(What the task asks):
Copy every record exactly as it appears in the data below.

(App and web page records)
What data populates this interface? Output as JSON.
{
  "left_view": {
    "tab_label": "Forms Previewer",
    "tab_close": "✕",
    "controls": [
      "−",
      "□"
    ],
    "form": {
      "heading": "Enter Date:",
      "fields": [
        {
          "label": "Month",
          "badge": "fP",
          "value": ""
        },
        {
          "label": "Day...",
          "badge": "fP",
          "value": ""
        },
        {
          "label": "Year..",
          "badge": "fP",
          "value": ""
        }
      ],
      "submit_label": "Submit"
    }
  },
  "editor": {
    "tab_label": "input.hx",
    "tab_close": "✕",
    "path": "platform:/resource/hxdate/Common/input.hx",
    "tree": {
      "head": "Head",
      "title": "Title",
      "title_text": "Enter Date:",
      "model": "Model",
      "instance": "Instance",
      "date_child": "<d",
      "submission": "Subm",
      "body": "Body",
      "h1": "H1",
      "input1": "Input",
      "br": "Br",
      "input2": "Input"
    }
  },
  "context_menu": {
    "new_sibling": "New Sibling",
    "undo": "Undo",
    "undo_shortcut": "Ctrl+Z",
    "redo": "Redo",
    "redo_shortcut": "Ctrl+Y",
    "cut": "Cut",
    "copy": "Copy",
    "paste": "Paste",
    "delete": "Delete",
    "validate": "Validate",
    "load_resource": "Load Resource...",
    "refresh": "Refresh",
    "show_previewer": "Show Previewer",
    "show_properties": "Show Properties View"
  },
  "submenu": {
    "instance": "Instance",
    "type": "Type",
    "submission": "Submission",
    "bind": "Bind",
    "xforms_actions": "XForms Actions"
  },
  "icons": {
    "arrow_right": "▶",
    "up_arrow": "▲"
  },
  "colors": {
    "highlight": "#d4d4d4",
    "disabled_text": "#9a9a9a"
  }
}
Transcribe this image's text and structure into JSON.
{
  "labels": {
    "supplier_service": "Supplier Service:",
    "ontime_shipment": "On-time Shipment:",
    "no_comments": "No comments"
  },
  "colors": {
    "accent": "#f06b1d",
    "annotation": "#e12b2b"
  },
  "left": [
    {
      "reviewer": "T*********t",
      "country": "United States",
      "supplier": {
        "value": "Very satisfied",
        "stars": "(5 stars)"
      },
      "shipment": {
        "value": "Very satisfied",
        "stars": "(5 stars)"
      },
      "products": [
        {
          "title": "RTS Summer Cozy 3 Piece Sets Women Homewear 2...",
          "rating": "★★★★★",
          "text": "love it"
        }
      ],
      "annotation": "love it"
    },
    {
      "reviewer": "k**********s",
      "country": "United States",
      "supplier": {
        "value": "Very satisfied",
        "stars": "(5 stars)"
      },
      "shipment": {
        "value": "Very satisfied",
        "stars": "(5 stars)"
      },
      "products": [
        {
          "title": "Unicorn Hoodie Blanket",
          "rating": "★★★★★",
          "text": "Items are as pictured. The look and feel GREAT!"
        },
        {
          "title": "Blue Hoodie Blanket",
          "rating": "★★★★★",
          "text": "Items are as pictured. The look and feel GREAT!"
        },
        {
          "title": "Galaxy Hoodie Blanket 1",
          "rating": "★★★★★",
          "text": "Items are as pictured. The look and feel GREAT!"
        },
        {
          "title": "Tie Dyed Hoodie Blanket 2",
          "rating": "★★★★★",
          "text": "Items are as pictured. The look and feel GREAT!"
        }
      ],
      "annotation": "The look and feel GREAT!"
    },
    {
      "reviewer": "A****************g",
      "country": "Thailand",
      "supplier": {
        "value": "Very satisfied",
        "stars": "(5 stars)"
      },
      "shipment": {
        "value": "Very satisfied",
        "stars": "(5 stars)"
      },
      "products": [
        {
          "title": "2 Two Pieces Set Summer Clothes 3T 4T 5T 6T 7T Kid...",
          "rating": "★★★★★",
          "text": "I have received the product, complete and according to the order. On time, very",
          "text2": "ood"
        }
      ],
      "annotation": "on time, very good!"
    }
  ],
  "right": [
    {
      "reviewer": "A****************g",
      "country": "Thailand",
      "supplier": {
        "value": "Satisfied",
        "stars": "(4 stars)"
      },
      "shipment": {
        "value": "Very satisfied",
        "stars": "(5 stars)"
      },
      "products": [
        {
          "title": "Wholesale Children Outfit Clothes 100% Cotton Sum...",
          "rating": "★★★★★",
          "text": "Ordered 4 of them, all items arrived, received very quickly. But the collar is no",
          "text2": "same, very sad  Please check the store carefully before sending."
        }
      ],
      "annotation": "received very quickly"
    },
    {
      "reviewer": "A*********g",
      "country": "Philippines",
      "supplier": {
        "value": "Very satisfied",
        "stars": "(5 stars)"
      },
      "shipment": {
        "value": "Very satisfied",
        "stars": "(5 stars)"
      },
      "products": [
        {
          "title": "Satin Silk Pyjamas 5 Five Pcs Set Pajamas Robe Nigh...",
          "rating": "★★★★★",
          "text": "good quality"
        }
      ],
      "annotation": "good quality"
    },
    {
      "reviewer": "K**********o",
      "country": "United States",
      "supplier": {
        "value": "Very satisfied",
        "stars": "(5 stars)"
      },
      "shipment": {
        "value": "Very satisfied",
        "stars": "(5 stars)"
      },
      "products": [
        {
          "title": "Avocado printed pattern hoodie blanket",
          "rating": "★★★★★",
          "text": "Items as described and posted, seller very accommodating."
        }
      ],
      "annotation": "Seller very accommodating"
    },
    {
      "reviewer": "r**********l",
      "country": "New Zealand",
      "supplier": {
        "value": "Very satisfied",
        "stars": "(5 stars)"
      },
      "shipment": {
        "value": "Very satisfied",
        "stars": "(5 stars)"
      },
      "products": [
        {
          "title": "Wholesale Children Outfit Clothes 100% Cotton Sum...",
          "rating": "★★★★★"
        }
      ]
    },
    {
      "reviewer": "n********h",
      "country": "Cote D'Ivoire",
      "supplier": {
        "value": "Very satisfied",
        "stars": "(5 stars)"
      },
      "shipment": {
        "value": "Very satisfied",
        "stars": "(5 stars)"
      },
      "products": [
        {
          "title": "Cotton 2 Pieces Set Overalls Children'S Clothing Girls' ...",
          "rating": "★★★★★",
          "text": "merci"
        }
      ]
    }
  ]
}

(Output of the task):
What data populates this interface? Output as JSON.
{
  "left_view": {
    "tab_label": "Forms Previewer",
    "tab_close": "✕",
    "controls": [
      "−",
      "□"
    ],
    "form": {
      "heading": "Enter Date:",
      "fields": [
        {
          "label": "Month",
          "badge": "fP",
          "value": ""
        },
        {
          "label": "Day...",
          "badge": "fP",
          "value": ""
        },
        {
          "label": "Year..",
          "badge": "fP",
          "value": ""
        }
      ],
      "submit_label": "Submit"
    }
  },
  "editor": {
    "tab_label": "input.hx",
    "tab_close": "✕",
    "path": "platform:/resource/hxdate/Common/input.hx",
    "tree": {
      "head": "Head",
      "title": "Title",
      "title_text": "Enter Date:",
      "model": "Model",
      "instance": "Instance",
      "date_child": "<d",
      "submission": "Subm",
      "body": "Body",
      "h1": "H1",
      "input1": "Input",
      "br": "Br",
      "input2": "Input"
    }
  },
  "context_menu": {
    "new_sibling": "New Sibling",
    "undo": "Undo",
    "undo_shortcut": "Ctrl+Z",
    "redo": "Redo",
    "redo_shortcut": "Ctrl+Y",
    "cut": "Cut",
    "copy": "Copy",
    "paste": "Paste",
    "delete": "Delete",
    "validate": "Validate",
    "load_resource": "Load Resource...",
    "refresh": "Refresh",
    "show_previewer": "Show Previewer",
    "show_properties": "Show Properties View"
  },
  "submenu": {
    "instance": "Instance",
    "type": "Type",
    "submission": "Submission",
    "bind": "Bind",
    "xforms_actions": "XForms Actions"
  },
  "icons": {
    "arrow_right": "▶",
    "up_arrow": "▲"
  },
  "colors": {
    "highlight": "#d4d4d4",
    "disabled_text": "#9a9a9a"
  }
}
Transcribe this image's text and structure into JSON.
{
  "labels": {
    "supplier_service": "Supplier Service:",
    "ontime_shipment": "On-time Shipment:",
    "no_comments": "No comments"
  },
  "colors": {
    "accent": "#f06b1d",
    "annotation": "#e12b2b"
  },
  "left": [
    {
      "reviewer": "T*********t",
      "country": "United States",
      "supplier": {
        "value": "Very satisfied",
        "stars": "(5 stars)"
      },
      "shipment": {
        "value": "Very satisfied",
        "stars": "(5 stars)"
      },
      "products": [
        {
          "title": "RTS Summer Cozy 3 Piece Sets Women Homewear 2...",
          "rating": "★★★★★",
          "text": "love it"
        }
      ],
      "annotation": "love it"
    },
    {
      "reviewer": "k**********s",
      "country": "United States",
      "supplier": {
        "value": "Very satisfied",
        "stars": "(5 stars)"
      },
      "shipment": {
        "value": "Very satisfied",
        "stars": "(5 stars)"
      },
      "products": [
        {
          "title": "Unicorn Hoodie Blanket",
          "rating": "★★★★★",
          "text": "Items are as pictured. The look and feel GREAT!"
        },
        {
          "title": "Blue Hoodie Blanket",
          "rating": "★★★★★",
          "text": "Items are as pictured. The look and feel GREAT!"
        },
        {
          "title": "Galaxy Hoodie Blanket 1",
          "rating": "★★★★★",
          "text": "Items are as pictured. The look and feel GREAT!"
        },
        {
          "title": "Tie Dyed Hoodie Blanket 2",
          "rating": "★★★★★",
          "text": "Items are as pictured. The look and feel GREAT!"
        }
      ],
      "annotation": "The look and feel GREAT!"
    },
    {
      "reviewer": "A****************g",
      "country": "Thailand",
      "supplier": {
        "value": "Very satisfied",
        "stars": "(5 stars)"
      },
      "shipment": {
        "value": "Very satisfied",
        "stars": "(5 stars)"
      },
      "products": [
        {
          "title": "2 Two Pieces Set Summer Clothes 3T 4T 5T 6T 7T Kid...",
          "rating": "★★★★★",
          "text": "I have received the product, complete and according to the order. On time, very",
          "text2": "ood"
        }
      ],
      "annotation": "on time, very good!"
    }
  ],
  "right": [
    {
      "reviewer": "A****************g",
      "country": "Thailand",
      "supplier": {
        "value": "Satisfied",
        "stars": "(4 stars)"
      },
      "shipment": {
        "value": "Very satisfied",
        "stars": "(5 stars)"
      },
      "products": [
        {
          "title": "Wholesale Children Outfit Clothes 100% Cotton Sum...",
          "rating": "★★★★★",
          "text": "Ordered 4 of them, all items arrived, received very quickly. But the collar is no",
          "text2": "same, very sad  Please check the store carefully before sending."
        }
      ],
      "annotation": "received very quickly"
    },
    {
      "reviewer": "A*********g",
      "country": "Philippines",
      "supplier": {
        "value": "Very satisfied",
        "stars": "(5 stars)"
      },
      "shipment": {
        "value": "Very satisfied",
        "stars": "(5 stars)"
      },
      "products": [
        {
          "title": "Satin Silk Pyjamas 5 Five Pcs Set Pajamas Robe Nigh...",
          "rating": "★★★★★",
          "text": "good quality"
        }
      ],
      "annotation": "good quality"
    },
    {
      "reviewer": "K**********o",
      "country": "United States",
      "supplier": {
        "value": "Very satisfied",
        "stars": "(5 stars)"
      },
      "shipment": {
        "value": "Very satisfied",
        "stars": "(5 stars)"
      },
      "products": [
        {
          "title": "Avocado printed pattern hoodie blanket",
          "rating": "★★★★★",
          "text": "Items as described and posted, seller very accommodating."
        }
      ],
      "annotation": "Seller very accommodating"
    },
    {
      "reviewer": "r**********l",
      "country": "New Zealand",
      "supplier": {
        "value": "Very satisfied",
        "stars": "(5 stars)"
      },
      "shipment": {
        "value": "Very satisfied",
        "stars": "(5 stars)"
      },
      "products": [
        {
          "title": "Wholesale Children Outfit Clothes 100% Cotton Sum...",
          "rating": "★★★★★"
        }
      ]
    },
    {
      "reviewer": "n********h",
      "country": "Cote D'Ivoire",
      "supplier": {
        "value": "Very satisfied",
        "stars": "(5 stars)"
      },
      "shipment": {
        "value": "Very satisfied",
        "stars": "(5 stars)"
      },
      "products": [
        {
          "title": "Cotton 2 Pieces Set Overalls Children'S Clothing Girls' ...",
          "rating": "★★★★★",
          "text": "merci"
        }
      ]
    }
  ]
}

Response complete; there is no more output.